1. In recent cases such as AA v Persons Unknown and Ors  EWHC 3556 (Comm) (see here for our recent article on this case), cryptoassets have been recognised as 'property' within English law. Such a finding is significant and opens up the remedies available to the injured party, who is able to pursue hackers using proprietary remedies such as proprietary injunctions, for instance.
2. In CLM v CLN  SGHC 46, relying on the Singapore Court of Appeal decision in Quoine Pte Ltd v B2C2 Ltd  2 SLR 20 and the New Zealand decision of Ruscoe v Cryptopia Ltd (in liq)  2 NZL, the General Division of the High Court in Singapore similarly ruled that cryptocurrency could be classified as 'property' and therefore be protected by proprietary remedies.
3. The courts have also been willing to make orders such as proprietary freezing injunctions against 'persons unknown' when the defrauded investor is unable to establish the identities of the wrongdoers (as is often the case). This was the case in the recent English decision in Danisz v (1) Persons Unknown (2) Huobi Global Ltd (Trading as Huobi)  EWHC 280 (QB), whereby stolen Bitcoin was tracked to a wallet under the control of the Huobi exchange. That wallet was frozen by order of the English High Court. The Court also ruled that it had jurisdiction to grant the injunction as the claimant was domiciled in England and the asset was purchased through an English bank account. Similar orders were also recently made by the BVI court in the case of ChainSwap v Persons Unknown, where unknown hackers stole large quantities of tokens from ChainSwap's users, and exchanged them for stablecoins which were then sent on to a centralised exchange in Croatia.

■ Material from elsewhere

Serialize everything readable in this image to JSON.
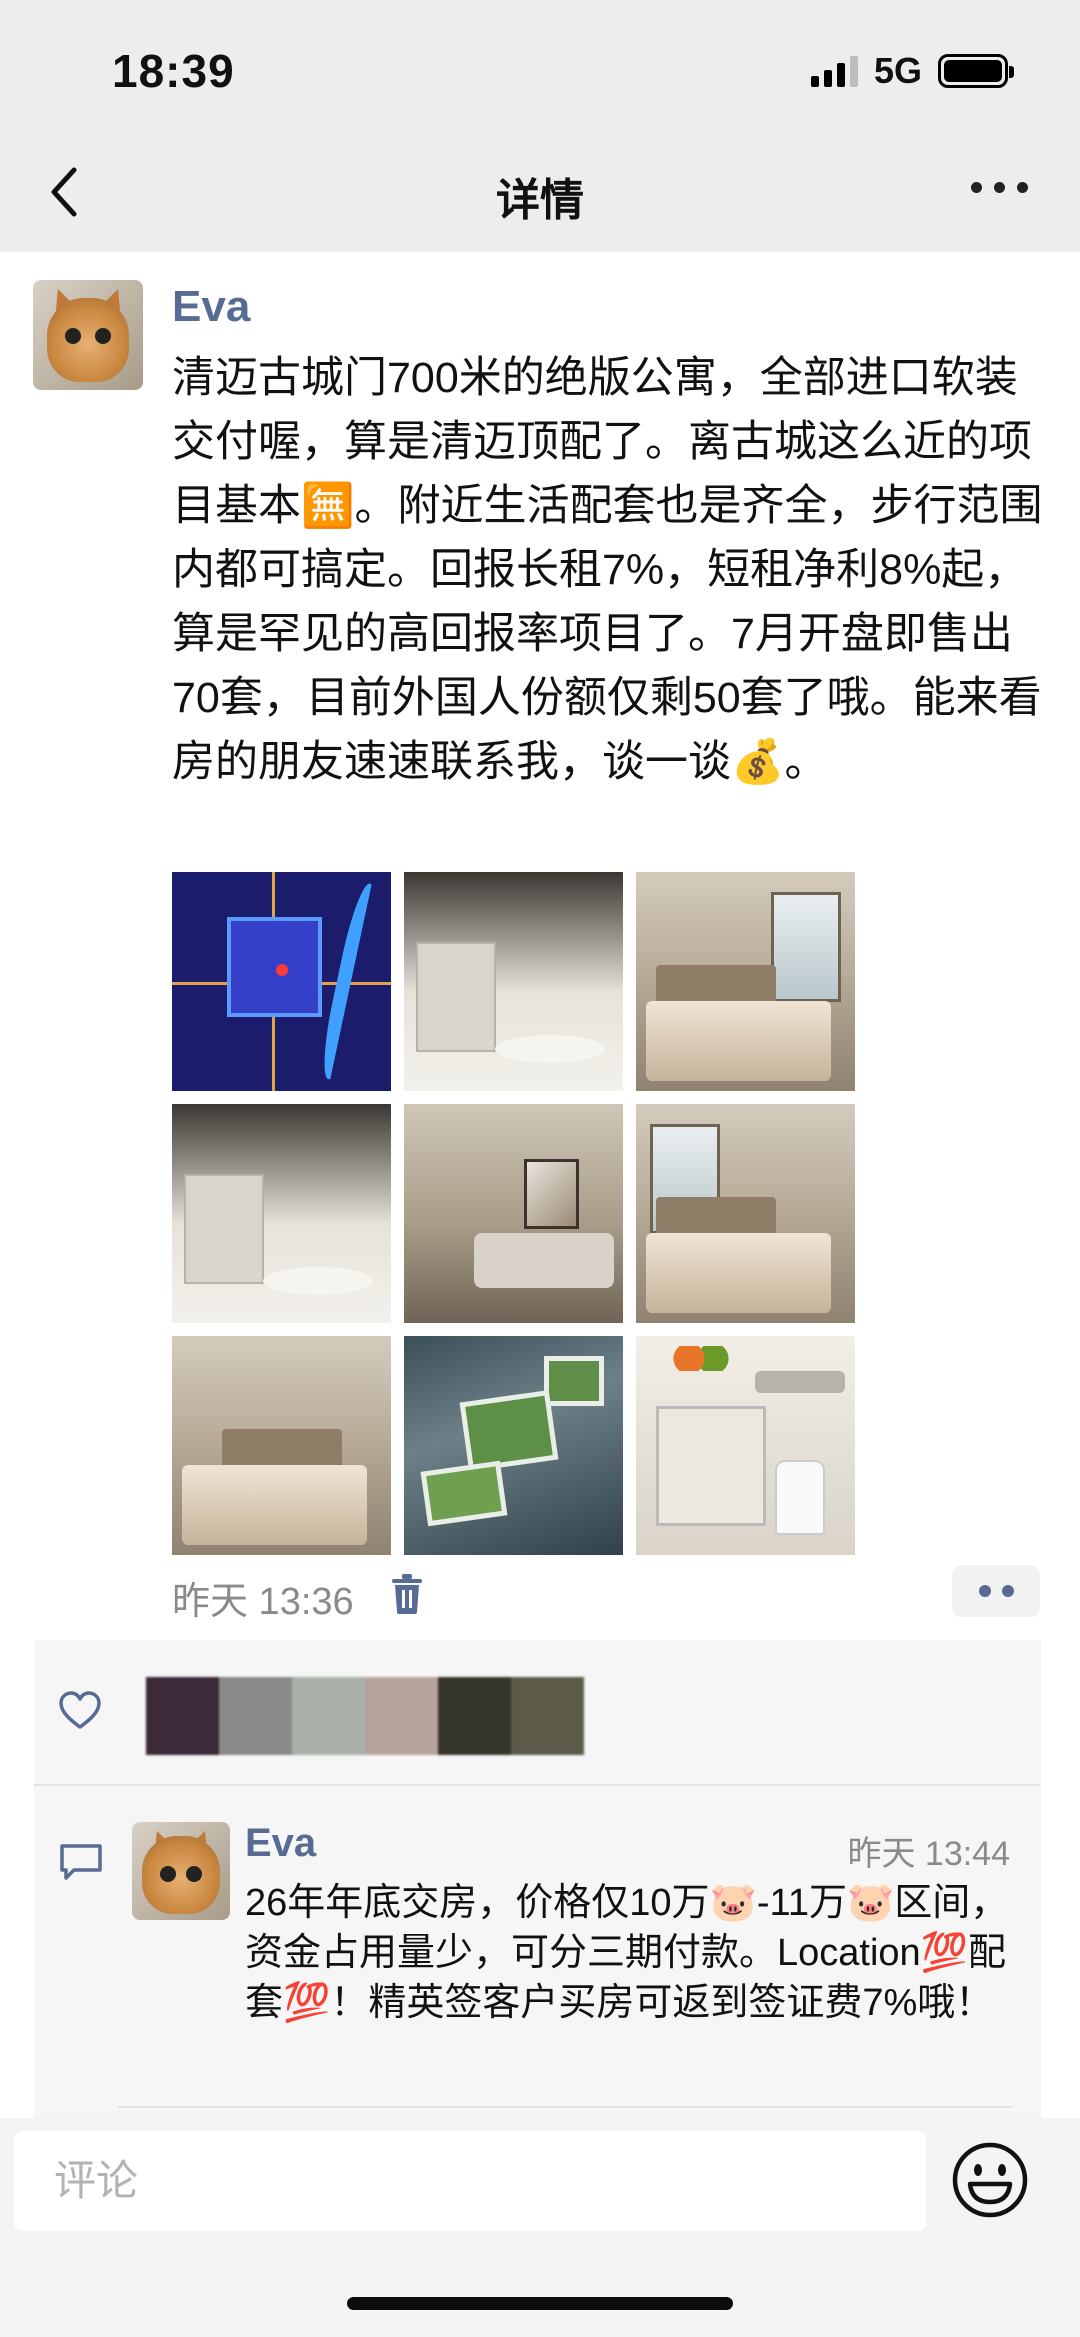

4. Another weapon in the lawyer's arsenal is to issue an application for a Norwich Pharmacal order against a third party, such as an exchange, in order to retrieve identification information about the suspected wrongdoers. Exchanges often have, and in many cases are mandated to obtain, 'Know Your Client' information about their users, meaning that valuable information necessary to bring a claim may be retained about wrongdoers. Access to this information is a primary perquisite for defrauded investors to track their misappropriated assets. Indeed, this occurred in the ChainSwap case, where the exchange in Croatia, to which the fraudulently obtained stablecoins were sent, was ordered by the BVI court to provide disclosure in relation to the suspected wrongdoers.
5. Bankers Trust disclosure orders may also be sought from the court, as in the aforementioned case of Danisz. These orders are available in narrower circumstances compared to Norwich Pharmacal orders, and are made where there is a clear case of fraud and the claimant seeks disclosure from the respondent (typically a financial institution) in order to trace assets over which they have a proprietary interest.
In the case of suspected fraud or misappropriation of cryptocurrency or other digital assets, it is important to act quickly, not least given the ability to move and mix assets almost instantly and with pseudonymity. Legal practitioners should be brought on board at the earliest opportunity who, together with the necessary forensic investigators, can help to track the assets and take the necessary court action to pursue the wrongdoers.